DVD extras include: Audio Commentary with Director Jack Hill and Film Historian Johnny Legend, as well the film's Television Trailer.
Revenge of the Cheerleaders (1975)
Fans and critics alike rarely speak of plot when referring to Revenge of the Cheerleaders. That's because they'd be hard-pressed to find one. (An obligatory capsule summary included with the DVD reads, "When the girls discover a plot by evil developers to condemn their beloved school, they strike back with a plan that includes high-protein breakfasts, drug-laden lunches, locker room orgies, giant dinosaurs and a secret weapon for winning the big game," which -- despite its lengthy word count -- is little more than a tantalizing way of saying nothing at all.) But what the film lacks in story, it more than makes up for in raw sex appeal, presenting scene upon scene of horny and voluptuous cheerleaders (two of whom inexplicably disappear after the film's opening credits) explicitly jiggling their "handles" and baring their "assets."
If this alone isn't enough to earn Revenge of the Cheerleaders a star on the B-movie walk of fame, the film also boasts the big-screen debut of David Hasselhoff, who in one of the film's more legendary scenes is revived to consciousness after catching a whiff of his girlfriend's panties.
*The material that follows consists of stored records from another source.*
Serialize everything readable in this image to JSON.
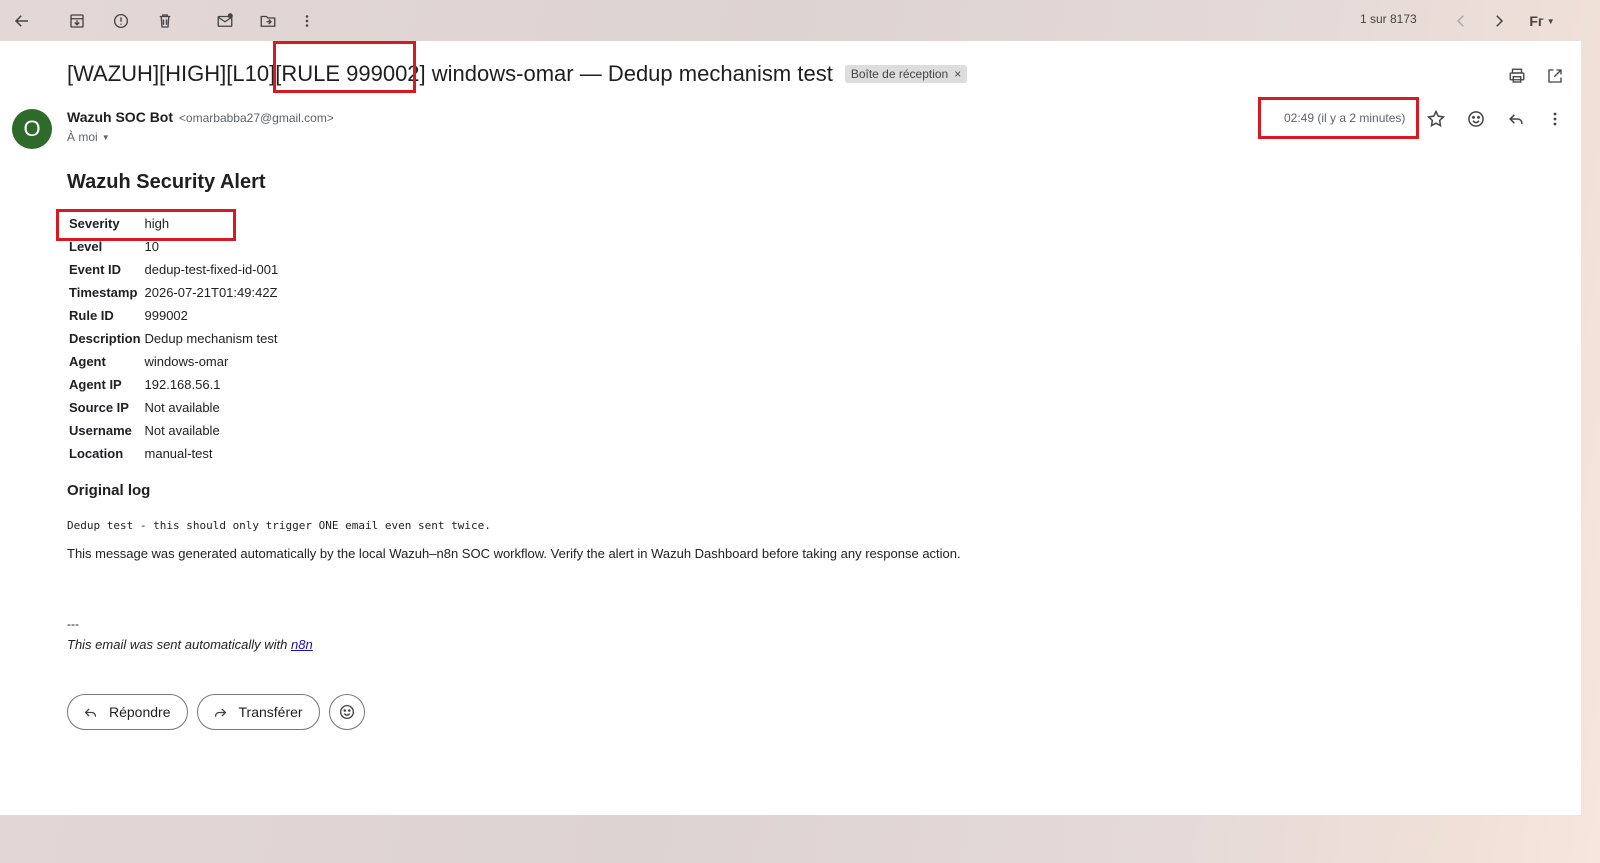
{
  "toolbar": {
    "pager": "1 sur 8173",
    "input_tool": "Fг"
  },
  "email": {
    "subject_prefix": "[WAZUH][HIGH][L10]",
    "subject_rule": "[RULE 999002]",
    "subject_suffix": "windows-omar — Dedup mechanism test",
    "label": "Boîte de réception",
    "label_close": "×",
    "sender_initial": "O",
    "sender_name": "Wazuh SOC Bot",
    "sender_email": "<omarbabba27@gmail.com>",
    "recipient": "À moi",
    "time": "02:49 (il y a 2 minutes)"
  },
  "alert": {
    "title": "Wazuh Security Alert",
    "fields": [
      {
        "key": "Severity",
        "value": "high"
      },
      {
        "key": "Level",
        "value": "10"
      },
      {
        "key": "Event ID",
        "value": "dedup-test-fixed-id-001"
      },
      {
        "key": "Timestamp",
        "value": "2026-07-21T01:49:42Z"
      },
      {
        "key": "Rule ID",
        "value": "999002"
      },
      {
        "key": "Description",
        "value": "Dedup mechanism test"
      },
      {
        "key": "Agent",
        "value": "windows-omar"
      },
      {
        "key": "Agent IP",
        "value": "192.168.56.1"
      },
      {
        "key": "Source IP",
        "value": "Not available"
      },
      {
        "key": "Username",
        "value": "Not available"
      },
      {
        "key": "Location",
        "value": "manual-test"
      }
    ],
    "log_title": "Original log",
    "log_text": "Dedup test - this should only trigger ONE email even sent twice.",
    "notice": "This message was generated automatically by the local Wazuh–n8n SOC workflow. Verify the alert in Wazuh Dashboard before taking any response action.",
    "separator": "---",
    "footer_text": "This email was sent automatically with ",
    "footer_link": "n8n"
  },
  "actions": {
    "reply": "Répondre",
    "forward": "Transférer"
  },
  "colors": {
    "highlight": "#d71a21",
    "avatar": "#2e6b2a",
    "link": "#1a0dab"
  }
}
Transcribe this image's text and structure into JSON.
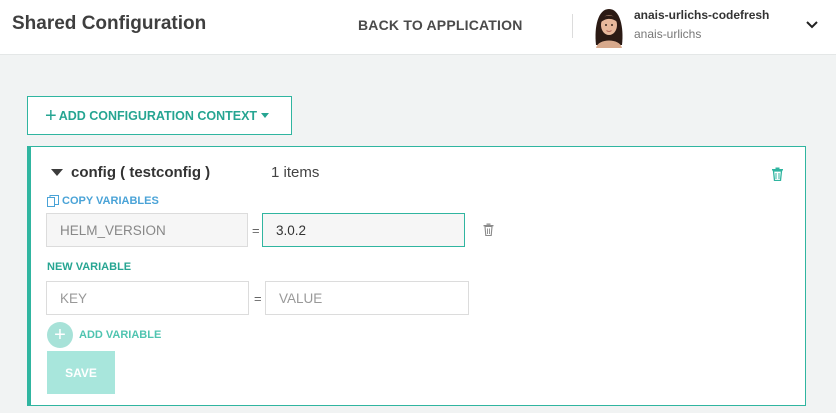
{
  "header": {
    "title": "Shared Configuration",
    "back_link": "BACK TO APPLICATION",
    "user": {
      "display_name": "anais-urlichs-codefresh",
      "login": "anais-urlichs"
    }
  },
  "toolbar": {
    "add_context_label": "ADD CONFIGURATION CONTEXT"
  },
  "context": {
    "title": "config ( testconfig )",
    "item_count": "1 items",
    "copy_variables_label": "COPY VARIABLES",
    "variables": [
      {
        "key": "HELM_VERSION",
        "value": "3.0.2"
      }
    ],
    "equals_sign": "=",
    "new_variable": {
      "label": "NEW VARIABLE",
      "key_placeholder": "KEY",
      "value_placeholder": "VALUE"
    },
    "add_variable_label": "ADD VARIABLE",
    "save_label": "SAVE"
  },
  "colors": {
    "accent": "#30b5a0",
    "link_blue": "#4aa3d7",
    "disabled_save": "#a8e6dc"
  },
  "icons": [
    "chevron-down-icon",
    "plus-icon",
    "caret-down-icon",
    "triangle-down-icon",
    "trash-icon",
    "copy-icon",
    "plus-circle-icon"
  ]
}
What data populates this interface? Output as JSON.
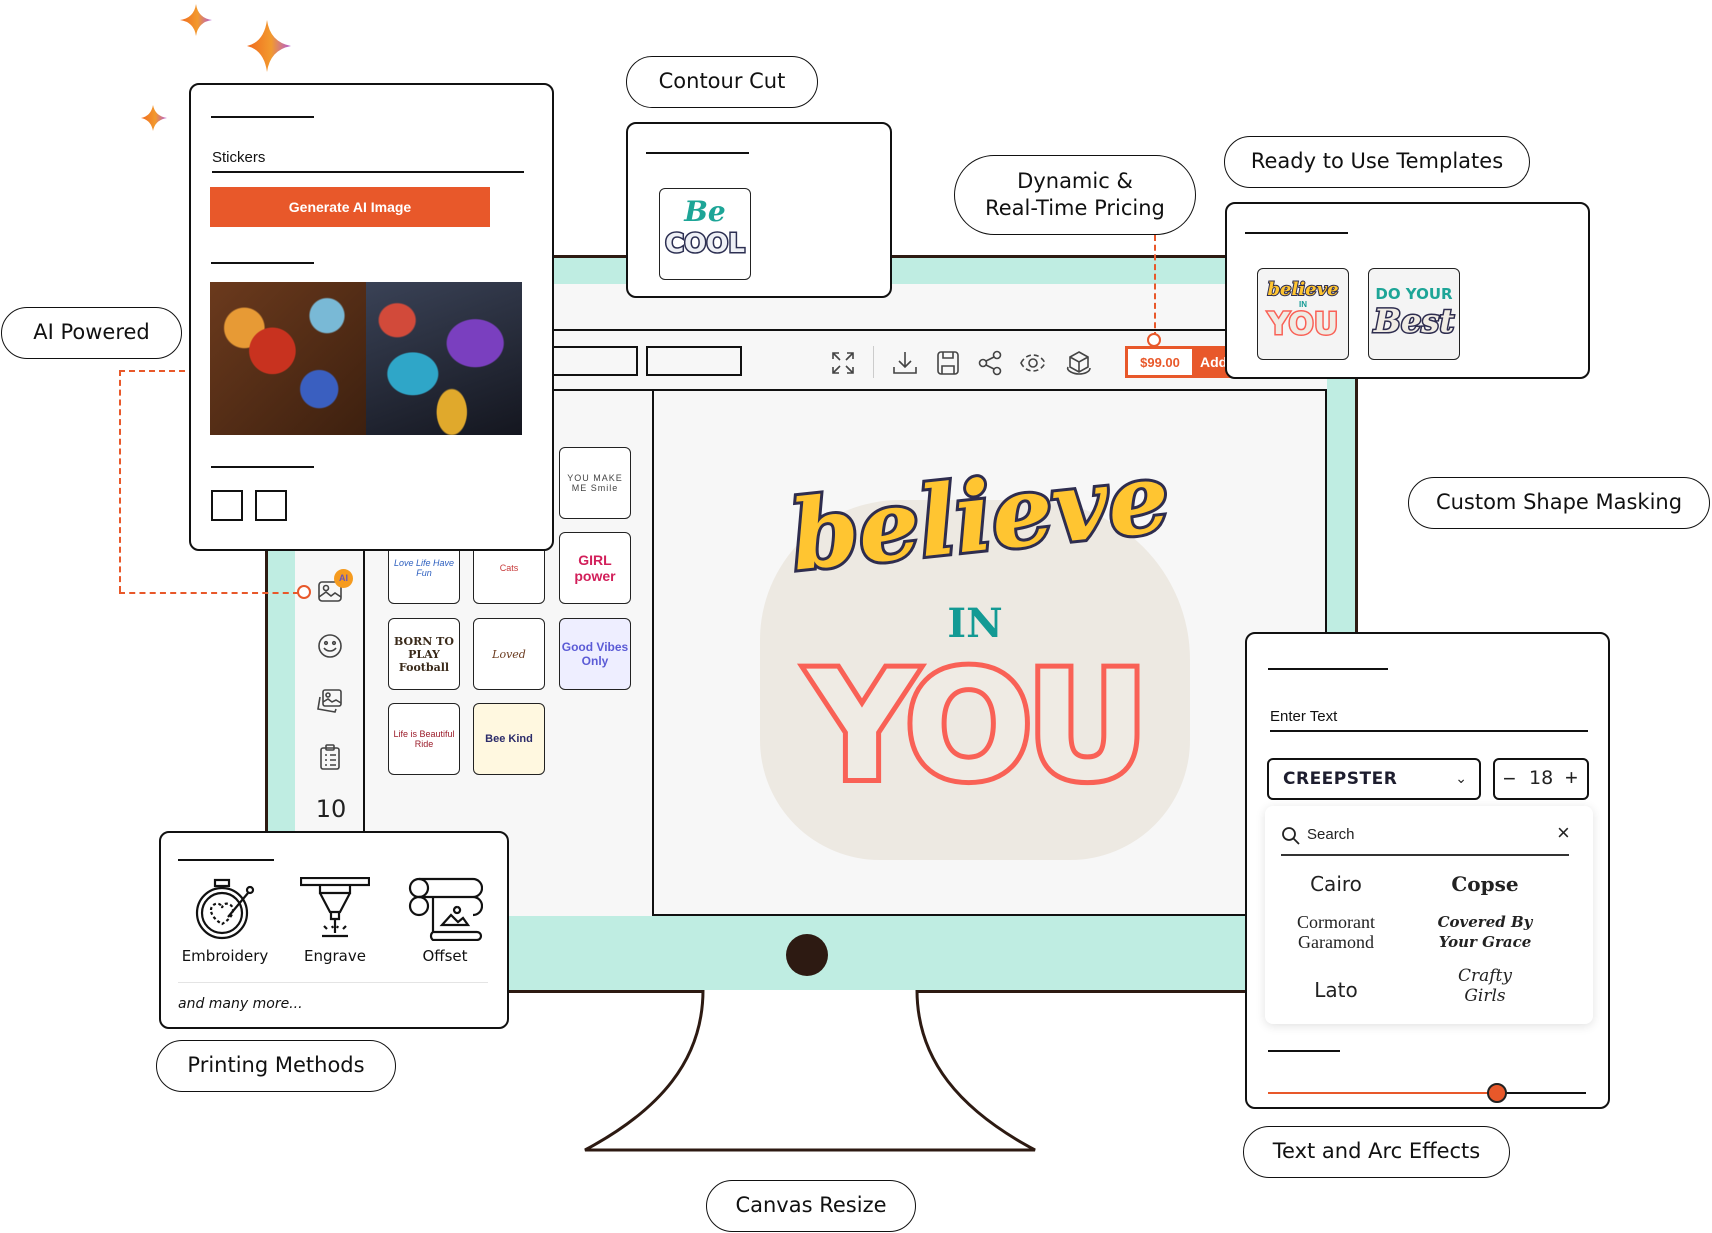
{
  "features": {
    "ai_powered": "AI Powered",
    "contour_cut": "Contour Cut",
    "dynamic_pricing_line1": "Dynamic &",
    "dynamic_pricing_line2": "Real-Time Pricing",
    "templates": "Ready to Use Templates",
    "custom_shape": "Custom Shape Masking",
    "printing_methods": "Printing Methods",
    "canvas_resize": "Canvas Resize",
    "text_arc": "Text and Arc Effects"
  },
  "ai_panel": {
    "prompt_value": "Stickers",
    "generate_label": "Generate AI Image"
  },
  "contour_panel": {
    "sticker_line1": "Be",
    "sticker_line2": "COOL"
  },
  "templates_panel": {
    "items": [
      {
        "line1": "believe",
        "line2": "IN",
        "line3": "YOU"
      },
      {
        "line1": "DO YOUR",
        "line2": "Best"
      }
    ]
  },
  "toolbar": {
    "price": "$99.00",
    "add_label": "Add",
    "icons": [
      "fullscreen-icon",
      "download-icon",
      "save-icon",
      "share-icon",
      "preview-icon",
      "3d-view-icon"
    ]
  },
  "sidebar": {
    "ai_badge": "AI",
    "counter": "10"
  },
  "gallery": {
    "items": [
      {
        "text": "YOU MAKE ME Smile"
      },
      {
        "text": "Love Life Have Fun"
      },
      {
        "text": "Cats"
      },
      {
        "text": "GIRL power"
      },
      {
        "text": "BORN TO PLAY Football"
      },
      {
        "text": "Loved"
      },
      {
        "text": "Good Vibes Only"
      },
      {
        "text": "Life is Beautiful Ride"
      },
      {
        "text": "Bee Kind"
      }
    ]
  },
  "canvas": {
    "line1": "believe",
    "line2": "IN",
    "line3": "YOU"
  },
  "printing_panel": {
    "methods": [
      {
        "label": "Embroidery",
        "icon": "embroidery-hoop-icon"
      },
      {
        "label": "Engrave",
        "icon": "laser-engrave-icon"
      },
      {
        "label": "Offset",
        "icon": "offset-print-icon"
      }
    ],
    "more": "and many more..."
  },
  "text_panel": {
    "text_placeholder": "Enter Text",
    "font_selected": "CREEPSTER",
    "font_size": "18",
    "search_placeholder": "Search",
    "fonts": [
      "Cairo",
      "Copse",
      "Cormorant Garamond",
      "Covered By Your Grace",
      "Lato",
      "Crafty Girls"
    ],
    "arc_value": 0.72
  },
  "colors": {
    "accent": "#e8582a",
    "bezel": "#bfede2",
    "frame": "#2d1a12"
  }
}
Predictably, the future Baywatch hunk and self-professed "serious" actor (Who's he kidding?) has since called the role the most embarrassing of his Hollywood career and despite the movie's underground popularity, refuses to mention it on his official film biography.
DVD extras include: Audio Commentary with former high school Cheerleaders Heather Swanson and Lisa Webber; Outtakes; and the Theatrical Trailer.
For a more in-depth look at the lost cheerleader films of the 1970s, check out Paul Armentano's forthcoming article "Revenge of the Cheerleaders" in the September 2004 edition of Creeping Flesh Vol. 2 (http://www.headpress.com), available from Headpress books.
Tags: Cinema Culture